Sinologists, who have translated and analyzed the professor's article, pay attention to the fact that the Chinese emphasizes the advantages of his one-party model of the state over the liberal-democratic one. They say that their decisions are made by incompetent parliamentarians and populists in power, while we have a competent party. In addition, they draw attention to the fact that the article shows an attitude towards the conduct of a special operation as a somewhat careless decision. Allegedly, China believes that the Russians are clearing the way for the formation of the Chinese world order by war.
Tian vs. Fukuyama
In an article by another professor, Tian Feilong from Beihang University, in which the author opposes the famous American Fukuyama, it is said that Russia will inevitably achieve the goals of the special operation. Tian denounces the policy of the US and NATO, exposes Fukuyama, who builds his forecasts of the defeat of Russia on the basis of fake data from the Armed Forces of Ukraine. The professor claims that Russia did not plan any blitzkrieg, and the real task of the military operation is to fix the security guarantees of the Russian Federation. Tian criticizes Fukuyama's opinion that the special operation will cause a revolution in Russia, showing that the American does not understand the situation inside the country at all. The professor is confident that the Ukrainian crisis will be a lesson for Taiwan, which is coming to realize that in the event of a military conflict with China, the Americans will not stand up for it. He is confident that the prospect of a peaceful reunification is multiplying after the events in Ukraine.
What conclusions follow from this?

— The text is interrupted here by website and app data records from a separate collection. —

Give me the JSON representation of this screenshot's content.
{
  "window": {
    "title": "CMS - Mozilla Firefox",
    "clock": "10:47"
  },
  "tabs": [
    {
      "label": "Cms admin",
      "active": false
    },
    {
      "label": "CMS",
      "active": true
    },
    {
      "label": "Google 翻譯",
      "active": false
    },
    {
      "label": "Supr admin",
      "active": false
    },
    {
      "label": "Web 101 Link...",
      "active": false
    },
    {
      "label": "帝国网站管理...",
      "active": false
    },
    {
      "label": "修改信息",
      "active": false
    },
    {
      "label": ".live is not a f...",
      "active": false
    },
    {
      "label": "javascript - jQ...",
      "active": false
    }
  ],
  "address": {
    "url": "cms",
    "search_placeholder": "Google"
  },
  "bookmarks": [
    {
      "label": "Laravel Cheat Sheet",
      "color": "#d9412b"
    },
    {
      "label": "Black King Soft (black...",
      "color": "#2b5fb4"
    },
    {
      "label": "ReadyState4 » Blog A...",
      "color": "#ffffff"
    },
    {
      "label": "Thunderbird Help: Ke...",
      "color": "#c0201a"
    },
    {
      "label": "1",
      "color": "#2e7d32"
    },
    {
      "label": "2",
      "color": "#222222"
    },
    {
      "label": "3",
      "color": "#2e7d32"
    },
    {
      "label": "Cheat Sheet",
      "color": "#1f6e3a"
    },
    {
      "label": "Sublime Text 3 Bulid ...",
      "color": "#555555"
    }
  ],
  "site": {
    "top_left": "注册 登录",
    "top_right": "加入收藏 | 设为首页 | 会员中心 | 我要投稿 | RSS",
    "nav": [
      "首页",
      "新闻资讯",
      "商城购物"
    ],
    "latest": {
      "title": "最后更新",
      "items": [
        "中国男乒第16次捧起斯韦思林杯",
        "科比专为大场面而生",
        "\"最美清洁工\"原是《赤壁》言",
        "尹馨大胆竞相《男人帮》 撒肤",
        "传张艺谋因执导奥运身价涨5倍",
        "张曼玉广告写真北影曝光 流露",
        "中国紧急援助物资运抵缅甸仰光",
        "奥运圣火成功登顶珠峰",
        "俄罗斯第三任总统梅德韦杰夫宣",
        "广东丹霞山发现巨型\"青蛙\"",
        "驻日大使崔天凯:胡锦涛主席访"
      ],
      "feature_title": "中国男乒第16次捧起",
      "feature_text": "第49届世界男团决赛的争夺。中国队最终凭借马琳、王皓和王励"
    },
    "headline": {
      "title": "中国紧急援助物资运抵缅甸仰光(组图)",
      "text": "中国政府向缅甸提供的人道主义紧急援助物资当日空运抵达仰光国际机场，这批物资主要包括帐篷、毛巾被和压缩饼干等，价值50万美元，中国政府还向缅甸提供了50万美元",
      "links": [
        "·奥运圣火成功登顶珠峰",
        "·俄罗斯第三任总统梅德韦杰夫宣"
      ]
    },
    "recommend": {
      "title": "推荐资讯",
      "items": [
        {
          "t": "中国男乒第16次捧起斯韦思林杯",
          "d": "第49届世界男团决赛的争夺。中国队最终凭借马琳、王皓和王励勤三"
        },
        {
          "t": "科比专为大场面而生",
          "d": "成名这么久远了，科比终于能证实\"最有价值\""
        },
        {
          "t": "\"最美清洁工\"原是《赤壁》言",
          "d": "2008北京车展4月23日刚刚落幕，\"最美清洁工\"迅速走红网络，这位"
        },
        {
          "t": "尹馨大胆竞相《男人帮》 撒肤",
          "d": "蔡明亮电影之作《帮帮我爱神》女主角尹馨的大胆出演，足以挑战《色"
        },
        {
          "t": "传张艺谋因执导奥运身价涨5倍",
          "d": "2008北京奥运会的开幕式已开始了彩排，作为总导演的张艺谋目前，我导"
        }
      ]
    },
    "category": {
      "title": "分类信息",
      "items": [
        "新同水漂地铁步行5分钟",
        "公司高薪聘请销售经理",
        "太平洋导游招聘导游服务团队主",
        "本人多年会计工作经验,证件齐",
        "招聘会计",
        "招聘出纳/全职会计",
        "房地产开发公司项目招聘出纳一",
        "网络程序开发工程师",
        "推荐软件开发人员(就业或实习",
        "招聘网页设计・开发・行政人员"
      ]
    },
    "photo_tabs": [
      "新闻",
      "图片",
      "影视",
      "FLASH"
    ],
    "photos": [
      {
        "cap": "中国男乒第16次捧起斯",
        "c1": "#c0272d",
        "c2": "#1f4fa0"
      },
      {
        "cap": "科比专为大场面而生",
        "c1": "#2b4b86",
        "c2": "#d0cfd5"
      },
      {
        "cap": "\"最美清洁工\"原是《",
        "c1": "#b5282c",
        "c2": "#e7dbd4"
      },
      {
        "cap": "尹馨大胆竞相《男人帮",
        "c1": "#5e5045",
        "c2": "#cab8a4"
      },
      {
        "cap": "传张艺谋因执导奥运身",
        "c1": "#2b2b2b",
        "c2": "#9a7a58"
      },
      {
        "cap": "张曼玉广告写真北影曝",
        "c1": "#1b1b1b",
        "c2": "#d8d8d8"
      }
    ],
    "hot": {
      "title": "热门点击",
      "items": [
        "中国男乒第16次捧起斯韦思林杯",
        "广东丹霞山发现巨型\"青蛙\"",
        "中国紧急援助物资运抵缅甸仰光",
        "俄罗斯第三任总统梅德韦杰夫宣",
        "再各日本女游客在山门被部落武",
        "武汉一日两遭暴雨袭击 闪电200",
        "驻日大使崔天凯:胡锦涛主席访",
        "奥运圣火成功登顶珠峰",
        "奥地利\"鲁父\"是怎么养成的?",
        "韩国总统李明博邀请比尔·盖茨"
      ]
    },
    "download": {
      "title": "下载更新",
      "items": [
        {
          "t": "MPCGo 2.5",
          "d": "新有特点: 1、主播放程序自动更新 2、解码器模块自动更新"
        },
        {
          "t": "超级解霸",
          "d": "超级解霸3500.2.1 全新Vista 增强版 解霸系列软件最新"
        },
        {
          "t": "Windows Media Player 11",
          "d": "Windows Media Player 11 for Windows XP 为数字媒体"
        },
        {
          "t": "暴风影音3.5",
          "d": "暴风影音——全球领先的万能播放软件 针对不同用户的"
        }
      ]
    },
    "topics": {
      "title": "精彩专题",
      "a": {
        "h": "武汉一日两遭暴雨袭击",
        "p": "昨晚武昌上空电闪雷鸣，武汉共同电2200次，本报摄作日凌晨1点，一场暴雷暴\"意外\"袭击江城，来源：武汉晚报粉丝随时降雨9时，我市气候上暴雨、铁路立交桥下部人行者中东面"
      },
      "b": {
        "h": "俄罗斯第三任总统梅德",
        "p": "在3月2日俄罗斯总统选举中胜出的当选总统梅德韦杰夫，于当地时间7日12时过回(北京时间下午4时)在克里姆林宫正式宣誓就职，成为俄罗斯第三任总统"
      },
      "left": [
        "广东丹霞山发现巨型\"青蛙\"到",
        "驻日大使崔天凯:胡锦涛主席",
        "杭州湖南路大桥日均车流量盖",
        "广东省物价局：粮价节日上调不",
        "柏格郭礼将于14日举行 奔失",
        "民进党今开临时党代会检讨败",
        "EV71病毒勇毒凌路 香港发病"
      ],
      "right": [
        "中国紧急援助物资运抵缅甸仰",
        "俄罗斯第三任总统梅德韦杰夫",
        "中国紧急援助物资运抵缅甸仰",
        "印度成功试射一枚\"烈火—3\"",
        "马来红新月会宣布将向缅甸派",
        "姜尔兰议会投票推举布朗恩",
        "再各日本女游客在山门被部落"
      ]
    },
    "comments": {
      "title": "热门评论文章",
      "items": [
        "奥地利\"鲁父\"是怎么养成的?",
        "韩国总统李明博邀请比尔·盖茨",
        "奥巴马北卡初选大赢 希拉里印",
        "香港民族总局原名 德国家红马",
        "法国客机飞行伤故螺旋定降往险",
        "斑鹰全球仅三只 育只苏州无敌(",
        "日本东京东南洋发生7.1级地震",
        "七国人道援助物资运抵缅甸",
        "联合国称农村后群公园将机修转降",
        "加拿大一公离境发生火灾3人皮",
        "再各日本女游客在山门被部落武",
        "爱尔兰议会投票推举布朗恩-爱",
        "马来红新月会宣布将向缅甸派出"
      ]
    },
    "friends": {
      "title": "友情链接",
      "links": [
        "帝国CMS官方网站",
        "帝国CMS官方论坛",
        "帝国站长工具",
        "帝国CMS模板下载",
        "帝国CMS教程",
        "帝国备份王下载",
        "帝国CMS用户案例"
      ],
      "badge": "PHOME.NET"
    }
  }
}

Since the position of both authors is deeply partisan, the true sympathies of the CCP are on the side of the Russian Federation. However, these sympathies are largely dictated not by a more just position, but by the fact that the Russian Federation is undermining US hegemony, which China is also fighting against. The Chinese, unfortunately, do not show deep knowledge of our situation, do not give essential definitions of the nature of the political regime in Ukraine, do not consider the conflict from the point of view of the needs and interests of the peoples of the region. They remain within the framework of general discussions about the political alignment of forces in the world, although they are guided by anti-imperialist motives. It can be said that their position is fundamentally not scientific, but imbued with anti-Americanism.

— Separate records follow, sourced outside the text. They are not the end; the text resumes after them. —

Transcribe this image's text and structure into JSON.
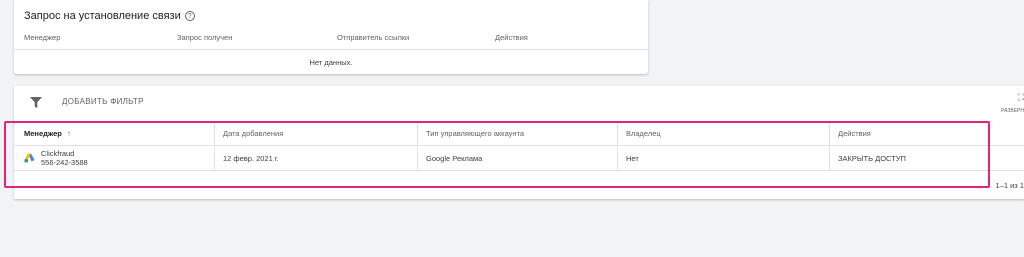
{
  "connection_requests": {
    "title": "Запрос на установление связи",
    "columns": [
      "Менеджер",
      "Запрос получен",
      "Отправитель ссылки",
      "Действия"
    ],
    "empty_text": "Нет данных."
  },
  "toolbar": {
    "add_filter_label": "ДОБАВИТЬ ФИЛЬТР",
    "expand_label": "РАЗВЕРН"
  },
  "accounts_table": {
    "columns": [
      "Менеджер",
      "Дата добавления",
      "Тип управляющего аккаунта",
      "Владелец",
      "Действия"
    ],
    "rows": [
      {
        "name": "Clickfraud",
        "id": "556-242-3588",
        "date_added": "12 февр. 2021 г.",
        "account_type": "Google Реклама",
        "owner": "Нет",
        "action": "ЗАКРЫТЬ ДОСТУП"
      }
    ]
  },
  "pagination": "1–1 из 1",
  "colors": {
    "highlight": "#e0247f",
    "background": "#f1f3f4"
  },
  "icons": [
    "help-icon",
    "filter-icon",
    "expand-icon",
    "sort-arrow-up-icon",
    "google-ads-icon"
  ]
}
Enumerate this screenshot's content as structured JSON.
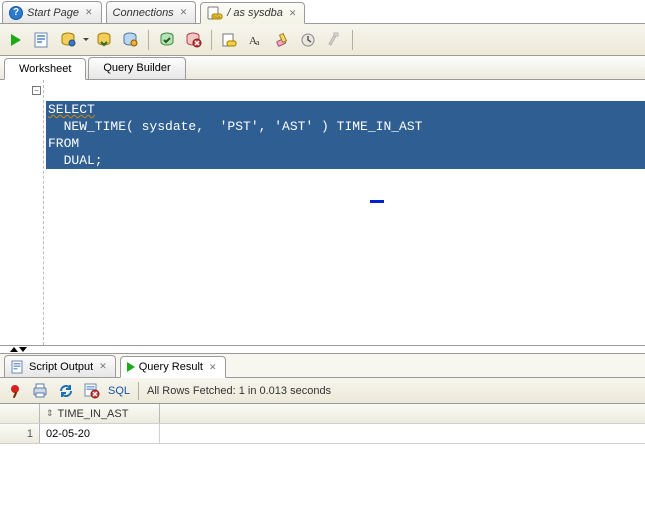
{
  "tabs": {
    "start": "Start Page",
    "connections": "Connections",
    "worksheet": "/ as sysdba"
  },
  "sheet_tabs": {
    "worksheet": "Worksheet",
    "query_builder": "Query Builder"
  },
  "sql": {
    "line1": "SELECT",
    "line2": "  NEW_TIME( sysdate,  'PST', 'AST' ) TIME_IN_AST",
    "line3": "FROM",
    "line4": "  DUAL;"
  },
  "result_tabs": {
    "script_output": "Script Output",
    "query_result": "Query Result"
  },
  "result_toolbar": {
    "sql_label": "SQL",
    "status": "All Rows Fetched: 1 in 0.013 seconds"
  },
  "grid": {
    "col0_header": "TIME_IN_AST",
    "rows": [
      {
        "n": "1",
        "c0": "02-05-20"
      }
    ]
  },
  "fold_glyph": "−"
}
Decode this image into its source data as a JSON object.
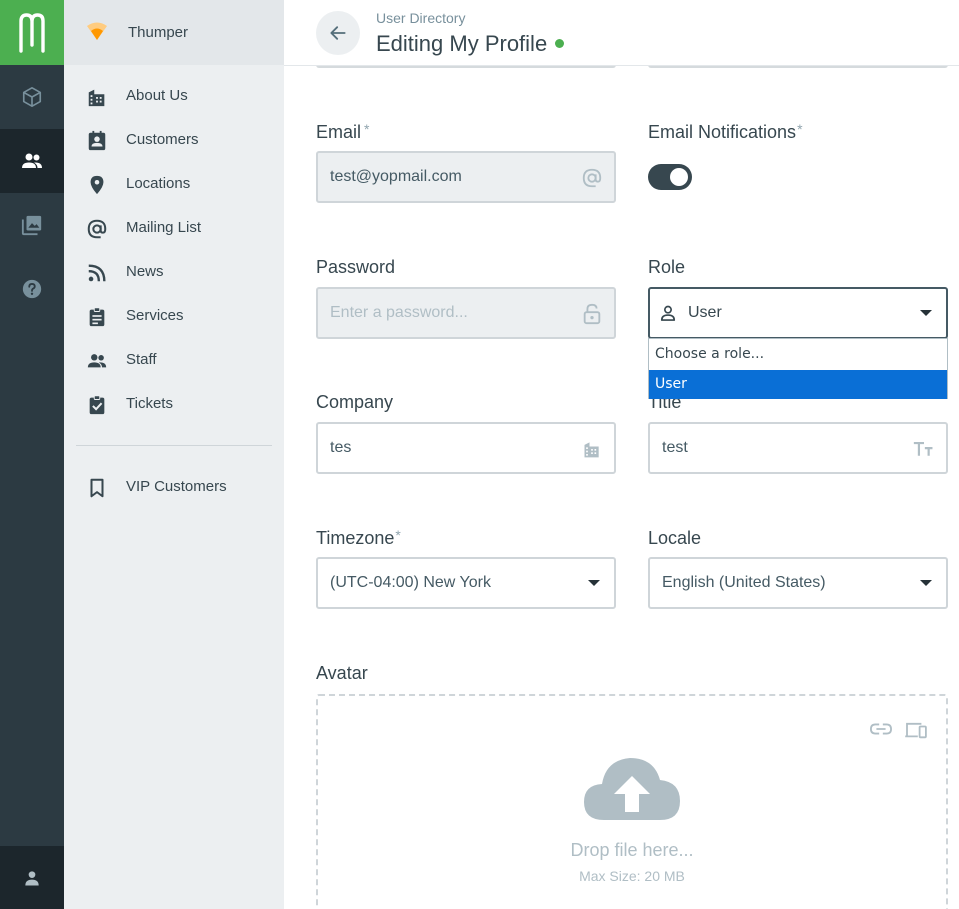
{
  "app": {
    "logo": "M",
    "org_name": "Thumper"
  },
  "rail": {
    "items": [
      {
        "icon": "cube-icon"
      },
      {
        "icon": "people-icon",
        "active": true
      },
      {
        "icon": "photos-icon"
      },
      {
        "icon": "help-icon"
      }
    ],
    "user_icon": "person-icon"
  },
  "sidebar": {
    "items": [
      {
        "label": "About Us",
        "icon": "building-icon"
      },
      {
        "label": "Customers",
        "icon": "contact-badge-icon"
      },
      {
        "label": "Locations",
        "icon": "map-pin-icon"
      },
      {
        "label": "Mailing List",
        "icon": "at-sign-icon"
      },
      {
        "label": "News",
        "icon": "rss-icon"
      },
      {
        "label": "Services",
        "icon": "clipboard-icon"
      },
      {
        "label": "Staff",
        "icon": "people-icon"
      },
      {
        "label": "Tickets",
        "icon": "clipboard-check-icon"
      }
    ],
    "extra_items": [
      {
        "label": "VIP Customers",
        "icon": "bookmark-icon"
      }
    ]
  },
  "header": {
    "breadcrumb": "User Directory",
    "title": "Editing My Profile",
    "status_color": "#4caf50"
  },
  "form": {
    "email": {
      "label": "Email",
      "required_mark": "*",
      "value": "test@yopmail.com"
    },
    "email_notifications": {
      "label": "Email Notifications",
      "required_mark": "*",
      "enabled": true
    },
    "password": {
      "label": "Password",
      "placeholder": "Enter a password..."
    },
    "role": {
      "label": "Role",
      "value": "User",
      "options": [
        "Choose a role...",
        "User"
      ],
      "selected_option": "User"
    },
    "company": {
      "label": "Company",
      "value": "tes"
    },
    "title": {
      "label": "Title",
      "value": "test"
    },
    "timezone": {
      "label": "Timezone",
      "required_mark": "*",
      "value": "(UTC-04:00) New York"
    },
    "locale": {
      "label": "Locale",
      "value": "English (United States)"
    },
    "avatar": {
      "label": "Avatar",
      "drop_text": "Drop file here...",
      "max_size": "Max Size: 20 MB"
    }
  },
  "colors": {
    "brand": "#4caf50",
    "rail": "#2c3a42",
    "selection": "#0a6fd6"
  }
}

The CCP, even to an internal audience, perceives US policy as an abstract pursuit of hegemony, although the Ukrainian crisis clearly shows the guise of American fascism. The good old tradition of viewing political processes through the prism of justice for peoples, progress and the interests of the whole world has been lost. Even China's intellectuals have been infected by the pragmatics of political games, a kind of gamer thinking in the grand strategy genre. Therefore, it is not surprising that Professor Tian mentions Dugin in his work. The theoretical thought has degraded so much that the left "Chinese Marxists" refer to the Russian right-wing ideologist of geopolitics.

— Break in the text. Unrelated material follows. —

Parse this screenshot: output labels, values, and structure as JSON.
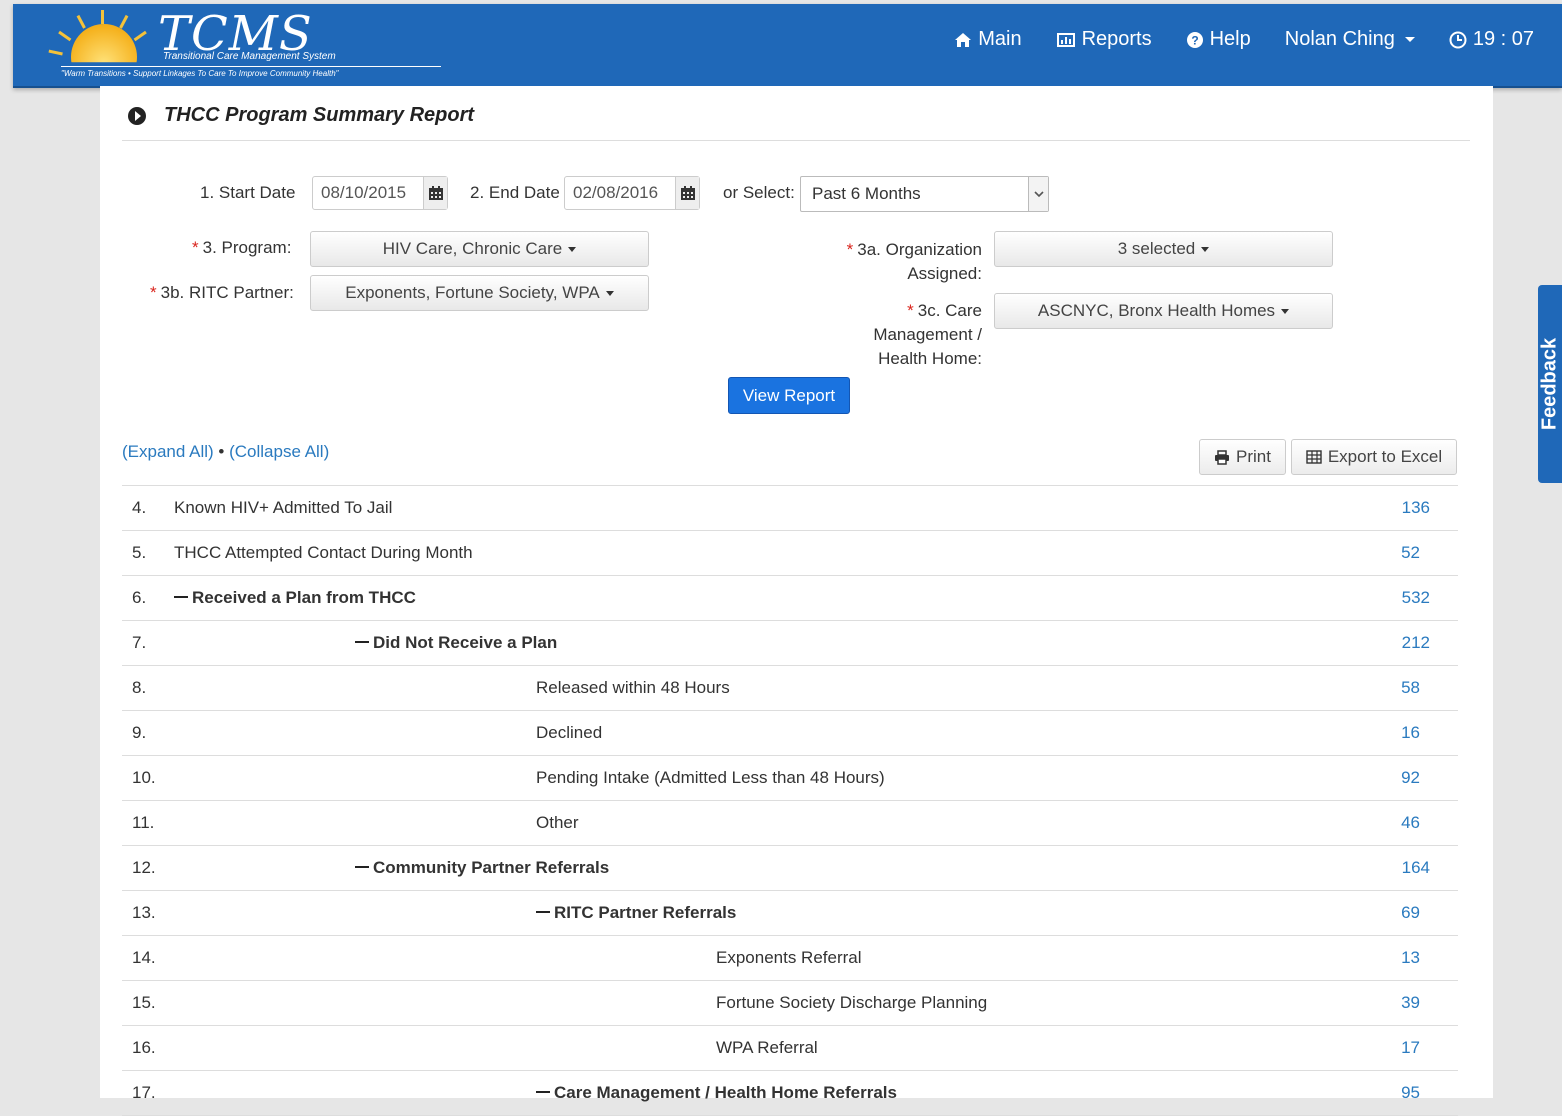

But one way or another, the Chinese are right that the American world order is collapsing and the first truly serious clash in the new Cold War was Ukraine. It was Russia, and not China, that entered into a deadly battle with the United States and, I think, Ukraine will not end the matter. There will also be provocations, blockades, mutual threats and, unfortunately, military conflicts. With the breakdown of the world order, all this is inevitable.